Pii said...

From previous episodes, I think we can accept that there is "Him" and it's probably not Zeke, The Bearded Guy. In fact, his response concerning Zeke makes me think even more that Zeke is somehow separate from the "Others". So perhaps "Gale" started to tell the truth towards the end.

Zeke is definately not the leader of the others, though there's no reason to think he isn't part of that group.

It's Zeke himself that lets us know he isn't the leader, back on the 3/1 episode "Maternity Leave."

When Zeke and Ethan are speaking in the hallway of the Medical station, Zeke says:


“Well what am I supposed to tell Him? You know what He’s going to do when He finds out…”


Henry's conversation with Locke merely confirms that Zeke isn't the leader.

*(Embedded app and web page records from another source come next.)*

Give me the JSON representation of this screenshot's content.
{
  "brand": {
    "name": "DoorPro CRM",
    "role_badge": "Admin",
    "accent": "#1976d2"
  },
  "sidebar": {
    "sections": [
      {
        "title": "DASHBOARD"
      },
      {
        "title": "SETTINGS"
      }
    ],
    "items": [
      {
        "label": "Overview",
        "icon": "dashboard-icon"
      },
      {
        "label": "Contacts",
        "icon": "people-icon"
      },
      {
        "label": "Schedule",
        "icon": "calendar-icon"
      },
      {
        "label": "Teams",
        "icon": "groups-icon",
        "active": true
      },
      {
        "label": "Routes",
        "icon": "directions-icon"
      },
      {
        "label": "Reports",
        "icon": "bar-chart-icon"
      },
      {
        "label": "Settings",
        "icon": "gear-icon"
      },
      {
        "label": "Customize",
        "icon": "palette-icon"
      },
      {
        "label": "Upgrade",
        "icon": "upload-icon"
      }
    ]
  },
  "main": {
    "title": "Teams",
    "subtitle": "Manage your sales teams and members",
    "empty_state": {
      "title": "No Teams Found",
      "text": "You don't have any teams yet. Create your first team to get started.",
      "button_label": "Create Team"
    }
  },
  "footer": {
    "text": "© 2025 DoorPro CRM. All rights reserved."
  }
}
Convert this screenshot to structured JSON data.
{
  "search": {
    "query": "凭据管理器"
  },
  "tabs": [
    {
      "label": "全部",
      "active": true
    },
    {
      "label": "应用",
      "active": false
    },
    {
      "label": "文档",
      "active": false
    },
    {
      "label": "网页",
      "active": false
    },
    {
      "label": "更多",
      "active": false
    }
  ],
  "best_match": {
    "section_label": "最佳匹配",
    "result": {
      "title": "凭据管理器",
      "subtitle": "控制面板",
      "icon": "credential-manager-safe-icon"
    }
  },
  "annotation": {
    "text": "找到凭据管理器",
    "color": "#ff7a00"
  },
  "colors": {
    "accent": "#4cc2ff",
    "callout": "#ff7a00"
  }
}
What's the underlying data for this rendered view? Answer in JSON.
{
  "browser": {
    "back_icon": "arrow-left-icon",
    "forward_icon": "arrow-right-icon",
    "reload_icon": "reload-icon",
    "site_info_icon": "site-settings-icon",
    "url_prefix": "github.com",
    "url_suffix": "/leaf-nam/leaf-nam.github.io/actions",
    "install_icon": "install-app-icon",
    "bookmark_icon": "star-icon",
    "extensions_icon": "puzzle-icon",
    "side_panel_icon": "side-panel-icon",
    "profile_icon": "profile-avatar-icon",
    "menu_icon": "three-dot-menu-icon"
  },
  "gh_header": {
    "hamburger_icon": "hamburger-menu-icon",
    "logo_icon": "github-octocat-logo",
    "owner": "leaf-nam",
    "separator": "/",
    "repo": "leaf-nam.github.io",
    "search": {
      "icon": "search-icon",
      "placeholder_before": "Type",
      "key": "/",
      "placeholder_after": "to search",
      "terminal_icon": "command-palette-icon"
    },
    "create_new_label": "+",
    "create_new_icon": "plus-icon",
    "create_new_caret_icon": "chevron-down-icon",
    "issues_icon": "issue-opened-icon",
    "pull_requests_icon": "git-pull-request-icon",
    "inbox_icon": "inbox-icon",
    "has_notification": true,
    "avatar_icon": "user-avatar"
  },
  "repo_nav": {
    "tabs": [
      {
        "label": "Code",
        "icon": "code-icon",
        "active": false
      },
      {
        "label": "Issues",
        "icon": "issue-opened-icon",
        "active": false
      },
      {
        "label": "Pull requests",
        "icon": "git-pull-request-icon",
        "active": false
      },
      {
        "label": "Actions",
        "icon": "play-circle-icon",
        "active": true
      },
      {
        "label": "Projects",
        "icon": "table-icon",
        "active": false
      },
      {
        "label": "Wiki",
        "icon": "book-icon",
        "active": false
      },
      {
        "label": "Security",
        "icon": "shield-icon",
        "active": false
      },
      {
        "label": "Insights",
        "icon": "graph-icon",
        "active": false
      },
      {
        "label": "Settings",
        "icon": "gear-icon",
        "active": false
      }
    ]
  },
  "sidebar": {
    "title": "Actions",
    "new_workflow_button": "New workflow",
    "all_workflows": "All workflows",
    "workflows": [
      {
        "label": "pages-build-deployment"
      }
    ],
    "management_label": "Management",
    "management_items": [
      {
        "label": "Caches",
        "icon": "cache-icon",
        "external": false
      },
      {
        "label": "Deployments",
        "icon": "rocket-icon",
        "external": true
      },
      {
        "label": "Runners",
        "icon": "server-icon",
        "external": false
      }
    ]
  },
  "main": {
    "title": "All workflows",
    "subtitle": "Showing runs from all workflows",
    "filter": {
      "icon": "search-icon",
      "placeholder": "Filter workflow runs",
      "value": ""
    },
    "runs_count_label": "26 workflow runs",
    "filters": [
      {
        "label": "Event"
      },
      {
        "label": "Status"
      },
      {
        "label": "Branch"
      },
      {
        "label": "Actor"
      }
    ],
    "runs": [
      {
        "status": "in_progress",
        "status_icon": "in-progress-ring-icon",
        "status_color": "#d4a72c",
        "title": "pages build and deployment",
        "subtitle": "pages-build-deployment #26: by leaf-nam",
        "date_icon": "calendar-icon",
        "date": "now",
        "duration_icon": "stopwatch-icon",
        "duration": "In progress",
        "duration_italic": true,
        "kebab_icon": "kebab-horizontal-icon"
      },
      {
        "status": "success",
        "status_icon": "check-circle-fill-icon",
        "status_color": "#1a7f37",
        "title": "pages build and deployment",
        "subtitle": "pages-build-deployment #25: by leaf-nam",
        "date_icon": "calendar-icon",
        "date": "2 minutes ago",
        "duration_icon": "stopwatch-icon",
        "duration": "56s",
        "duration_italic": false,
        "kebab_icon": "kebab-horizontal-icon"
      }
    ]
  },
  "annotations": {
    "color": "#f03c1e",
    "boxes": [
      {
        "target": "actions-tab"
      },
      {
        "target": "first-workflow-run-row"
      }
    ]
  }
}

Prior to Claire's episode last month, I think most of us had always assumed that he was.

Josh said...

I had missed that was a Beardless Zeke, but I never really assumed Zeke was high on the ladder ... but we can see where Locke's perception would be that Zeke might - after the last confrontation.

Zeke and Ethan talking to each other might dissolve the two Others idea, since I was putting Ethan and Goodwin into one camp, and Zeke and Alex into another (with Alex double crossing Ethan's side). Now it would seem the chain goes something like Alex/Ethan->Zeke->Henry.

But still, Gale's comment on Zeke made it sound he considered him with some disdain. So he's either low-level or perhpas some kind of outcast.

At this point, it feels like there is a whole other stage past what we've been allowed to see, with a curtain being ready to get drawn. Gale's comments of how insignificant the Hatch was makes one wonder just what else is on the island (probably indicated by the Blacklight Map).